11. Once you start recording the lecture make no sudden camera moves. You should do some slow zoom ins and outs and you should follow the speaker if they move. If there is a bad jiggle or an unavoidable wobble you have the audience cut-a-ways to cover up any mistake during editing.
12. Don’t bother with the Q&A after the talk. These are usually more boring than the introduction, no one watches them on the video after the lecture and they will always make you go overtime. Use this time to get more cut-a-way shots.

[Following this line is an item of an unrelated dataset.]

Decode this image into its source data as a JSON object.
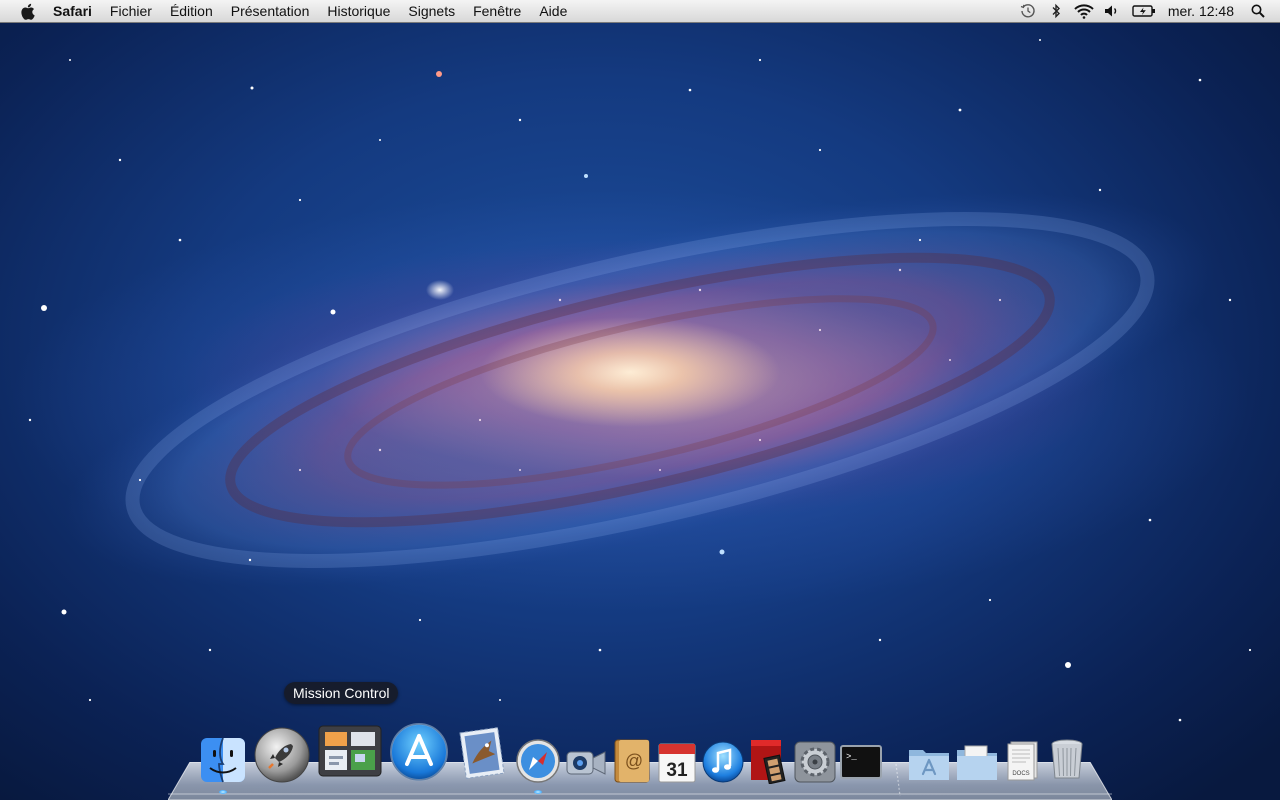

13. Some simple cut-a-way shots that are easy to get will make it look like you had three or four more cameras in the lecture hall. If the camera has a battery unplug the AC and any other cables, like the house audio cable, pick up the camera and the tripod and sprint to the back of the lecture hall. Set up the camera and record a wide shot of the hall. If there is a slide up on the screen frame the shot so that you can’t tell what the slide is. Record steady shots with several framings that last at least 30 seconds. Now record a slow zoom out. Be careful you do not zoom in close enough to be able to see the speakers lips move. You don’t want it to look like you have sync problems when you edit.
14. Now run down the side isle and get a few more shots. Only do this on one side of the auditorium. You do not want to cross your line of action. We’ll talk more about that in another blog.
15. If the speaker is still answering questions you are golden. Go on stage and get a wide shot from behind the speaker looking out at the audience. Get several different framings that last at least 30 seconds each.
16. If the speaker used video or a slide show you will need that for the final program. The last thing you want to do is record the slides off of the projection screen during the lecture. Make arrangements before the lecture to get a copy of the slides or the video. Then you can edit the slides in during the edit. If the speaker will not let you have a copy then ask if you can spend 20 minutes with the slides after the lecture. Simply run the slide show and record the slides. Place the camera squarely in front of the projection screen and record at least 10 seconds of each slide. If you can point your camera at a flat computer screen you will get a better image. Bring a laptop to the lecture for this purpose.
17. Be sure the speaker has signed a release form.
Now you are ready to edit the program. We will go into this in more detail in the next blog. For more about recording a lecture with one camera you can download the free video: Recording the One Camera Lecture now.